• _Dataset extract_:
<<<<

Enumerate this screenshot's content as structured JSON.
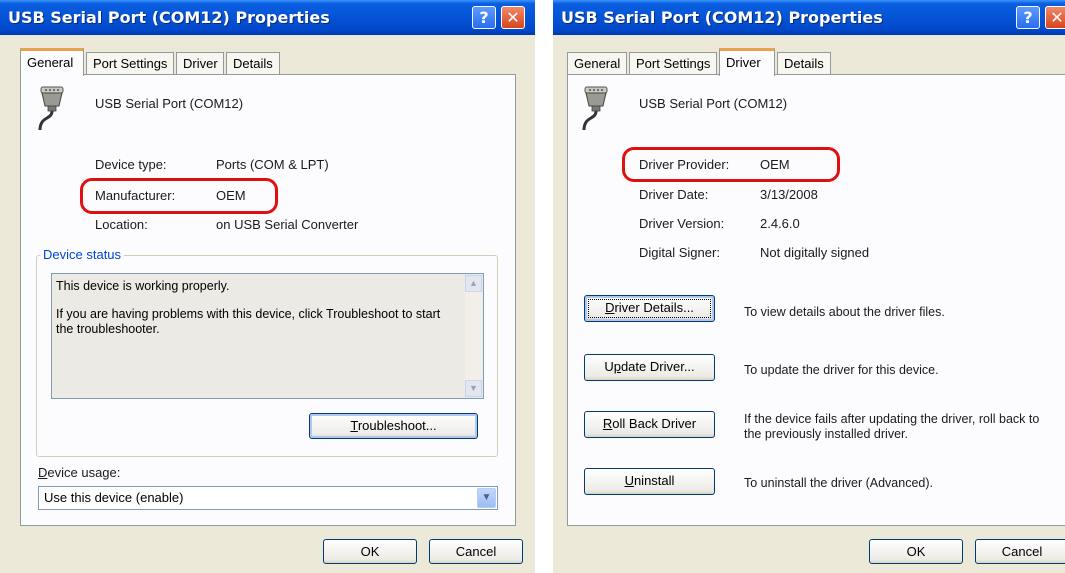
{
  "left": {
    "title": "USB Serial Port (COM12) Properties",
    "tabs": [
      "General",
      "Port Settings",
      "Driver",
      "Details"
    ],
    "device_name": "USB Serial Port (COM12)",
    "props": [
      {
        "label": "Device type:",
        "value": "Ports (COM & LPT)"
      },
      {
        "label": "Manufacturer:",
        "value": "OEM"
      },
      {
        "label": "Location:",
        "value": "on USB Serial Converter"
      }
    ],
    "status_group": "Device status",
    "status_line1": "This device is working properly.",
    "status_line2": "If you are having problems with this device, click Troubleshoot to start the troubleshooter.",
    "troubleshoot": {
      "mnemonic": "T",
      "rest": "roubleshoot..."
    },
    "usage_label": {
      "mnemonic": "D",
      "rest": "evice usage:"
    },
    "usage_value": "Use this device (enable)",
    "ok": "OK",
    "cancel": "Cancel"
  },
  "right": {
    "title": "USB Serial Port (COM12) Properties",
    "tabs": [
      "General",
      "Port Settings",
      "Driver",
      "Details"
    ],
    "device_name": "USB Serial Port (COM12)",
    "props": [
      {
        "label": "Driver Provider:",
        "value": "OEM"
      },
      {
        "label": "Driver Date:",
        "value": "3/13/2008"
      },
      {
        "label": "Driver Version:",
        "value": "2.4.6.0"
      },
      {
        "label": "Digital Signer:",
        "value": "Not digitally signed"
      }
    ],
    "actions": [
      {
        "mnemonic": "D",
        "rest": "river Details...",
        "desc": "To view details about the driver files."
      },
      {
        "pre": "U",
        "mnemonic": "p",
        "rest": "date Driver...",
        "desc": "To update the driver for this device."
      },
      {
        "mnemonic": "R",
        "rest": "oll Back Driver",
        "desc": "If the device fails after updating the driver, roll back to the previously installed driver."
      },
      {
        "mnemonic": "U",
        "rest": "ninstall",
        "desc": "To uninstall the driver (Advanced)."
      }
    ],
    "ok": "OK",
    "cancel": "Cancel"
  },
  "colors": {
    "highlight": "#e01010",
    "titlebar": "#0553d6",
    "group_title": "#0046d5"
  },
  "icons": [
    "help-icon",
    "close-icon",
    "serial-port-icon",
    "chevron-down-icon",
    "scroll-up-icon",
    "scroll-down-icon"
  ]
}
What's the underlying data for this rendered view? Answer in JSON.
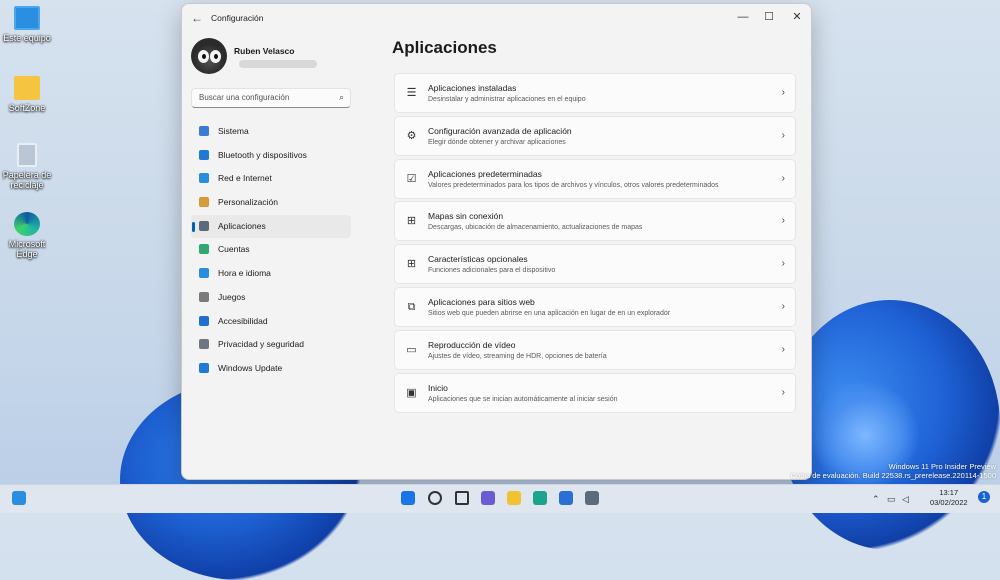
{
  "desktop": {
    "icons": [
      {
        "label": "Este equipo",
        "icon": "monitor-icon"
      },
      {
        "label": "SoftZone",
        "icon": "folder-icon"
      },
      {
        "label": "Papelera de reciclaje",
        "icon": "recycle-bin-icon"
      },
      {
        "label": "Microsoft Edge",
        "icon": "edge-icon"
      }
    ],
    "watermark": {
      "line1": "Windows 11 Pro Insider Preview",
      "line2": "Copia de evaluación. Build 22538.rs_prerelease.220114-1500"
    }
  },
  "window": {
    "title": "Configuración",
    "back_icon": "arrow-left-icon",
    "controls": {
      "minimize": "—",
      "maximize": "☐",
      "close": "✕"
    },
    "user": {
      "name": "Ruben Velasco"
    },
    "search": {
      "placeholder": "Buscar una configuración",
      "icon": "search-icon"
    },
    "nav": [
      {
        "label": "Sistema",
        "icon": "system-icon",
        "color": "#3a7bd5"
      },
      {
        "label": "Bluetooth y dispositivos",
        "icon": "bluetooth-icon",
        "color": "#1f7ad6"
      },
      {
        "label": "Red e Internet",
        "icon": "network-icon",
        "color": "#2a8de0"
      },
      {
        "label": "Personalización",
        "icon": "brush-icon",
        "color": "#d69a3a"
      },
      {
        "label": "Aplicaciones",
        "icon": "apps-icon",
        "color": "#5d6a7a",
        "active": true
      },
      {
        "label": "Cuentas",
        "icon": "account-icon",
        "color": "#2fa872"
      },
      {
        "label": "Hora e idioma",
        "icon": "globe-clock-icon",
        "color": "#2a8de0"
      },
      {
        "label": "Juegos",
        "icon": "gamepad-icon",
        "color": "#7a7a7a"
      },
      {
        "label": "Accesibilidad",
        "icon": "accessibility-icon",
        "color": "#1f6fd0"
      },
      {
        "label": "Privacidad y seguridad",
        "icon": "shield-icon",
        "color": "#6f7782"
      },
      {
        "label": "Windows Update",
        "icon": "update-icon",
        "color": "#1f7ad6"
      }
    ],
    "page_title": "Aplicaciones",
    "items": [
      {
        "title": "Aplicaciones instaladas",
        "desc": "Desinstalar y administrar aplicaciones en el equipo",
        "icon": "list-icon",
        "glyph": "☰"
      },
      {
        "title": "Configuración avanzada de aplicación",
        "desc": "Elegir dónde obtener y archivar aplicaciones",
        "icon": "app-settings-icon",
        "glyph": "⚙"
      },
      {
        "title": "Aplicaciones predeterminadas",
        "desc": "Valores predeterminados para los tipos de archivos y vínculos, otros valores predeterminados",
        "icon": "default-apps-icon",
        "glyph": "☑"
      },
      {
        "title": "Mapas sin conexión",
        "desc": "Descargas, ubicación de almacenamiento, actualizaciones de mapas",
        "icon": "map-icon",
        "glyph": "⊞"
      },
      {
        "title": "Características opcionales",
        "desc": "Funciones adicionales para el dispositivo",
        "icon": "optional-features-icon",
        "glyph": "⊞"
      },
      {
        "title": "Aplicaciones para sitios web",
        "desc": "Sitios web que pueden abrirse en una aplicación en lugar de en un explorador",
        "icon": "open-in-app-icon",
        "glyph": "⧉"
      },
      {
        "title": "Reproducción de vídeo",
        "desc": "Ajustes de vídeo, streaming de HDR, opciones de batería",
        "icon": "video-icon",
        "glyph": "▭"
      },
      {
        "title": "Inicio",
        "desc": "Aplicaciones que se inician automáticamente al iniciar sesión",
        "icon": "startup-icon",
        "glyph": "▣"
      }
    ],
    "chevron": "›"
  },
  "taskbar": {
    "apps": [
      {
        "icon": "widgets-icon",
        "color": "#2a8de0"
      },
      {
        "icon": "start-icon",
        "color": "#1a73e8"
      },
      {
        "icon": "search-icon",
        "color": "#333333"
      },
      {
        "icon": "task-view-icon",
        "color": "#333333"
      },
      {
        "icon": "chat-icon",
        "color": "#6b5bd6"
      },
      {
        "icon": "file-explorer-icon",
        "color": "#f2c230"
      },
      {
        "icon": "edge-icon",
        "color": "#1ca38c"
      },
      {
        "icon": "store-icon",
        "color": "#2a6fd6"
      },
      {
        "icon": "settings-icon",
        "color": "#5d6a7a"
      }
    ],
    "time": "13:17",
    "date": "03/02/2022",
    "notifications": "1"
  }
}
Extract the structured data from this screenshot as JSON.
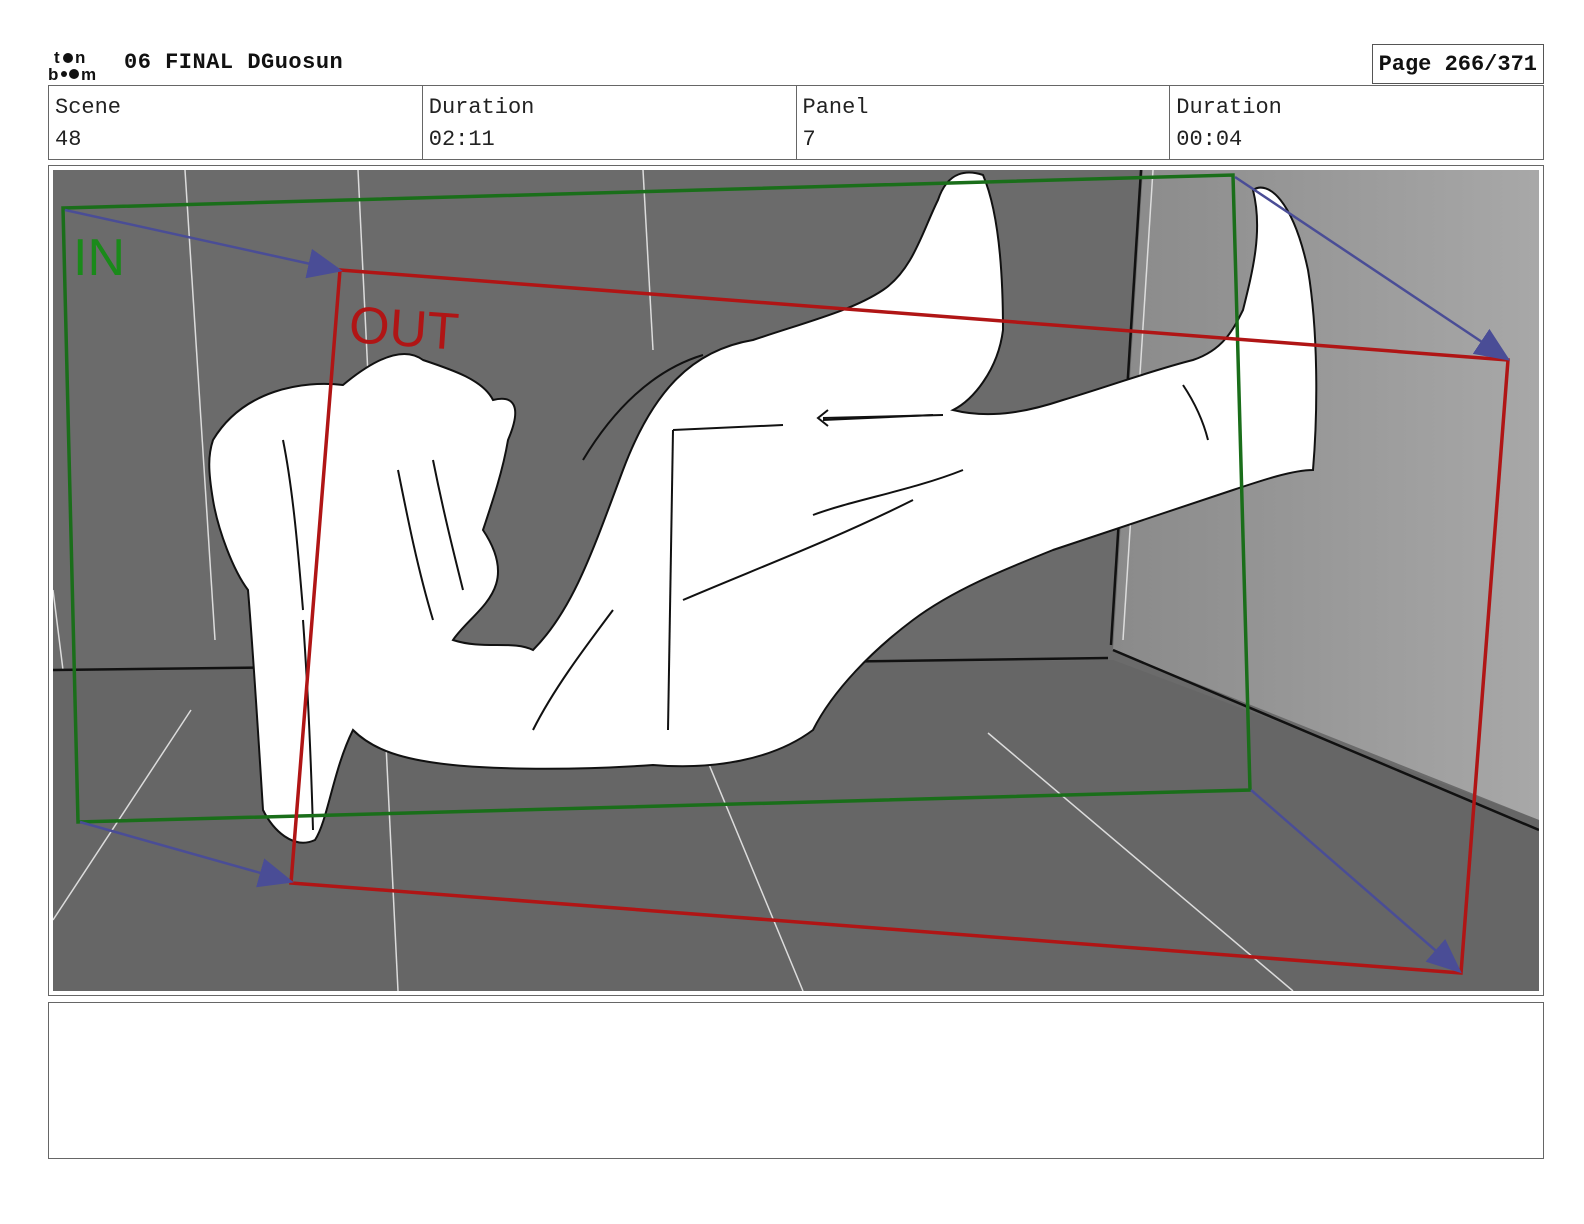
{
  "header": {
    "logo_text": "toon boom",
    "doc_title": "06 FINAL DGuosun",
    "page_label": "Page 266/371"
  },
  "info": {
    "scene_label": "Scene",
    "scene_value": "48",
    "duration_label": "Duration",
    "duration_value": "02:11",
    "panel_label": "Panel",
    "panel_value": "7",
    "panel_duration_label": "Duration",
    "panel_duration_value": "00:04"
  },
  "panel": {
    "in_label": "IN",
    "out_label": "OUT",
    "colors": {
      "in_frame": "#1a6e1a",
      "out_frame": "#b01515",
      "arrows": "#4a4d96",
      "background": "#6b6b6b"
    }
  },
  "notes": {
    "text": ""
  }
}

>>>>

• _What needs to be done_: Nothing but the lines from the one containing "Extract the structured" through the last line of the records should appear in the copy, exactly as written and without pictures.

• _Written solution_:
Extract the structured data from this screenshot as JSON.
{
  "header": {
    "logo_text": "toon boom",
    "doc_title": "06 FINAL DGuosun",
    "page_label": "Page 266/371"
  },
  "info": {
    "scene_label": "Scene",
    "scene_value": "48",
    "duration_label": "Duration",
    "duration_value": "02:11",
    "panel_label": "Panel",
    "panel_value": "7",
    "panel_duration_label": "Duration",
    "panel_duration_value": "00:04"
  },
  "panel": {
    "in_label": "IN",
    "out_label": "OUT",
    "colors": {
      "in_frame": "#1a6e1a",
      "out_frame": "#b01515",
      "arrows": "#4a4d96",
      "background": "#6b6b6b"
    }
  },
  "notes": {
    "text": ""
  }
}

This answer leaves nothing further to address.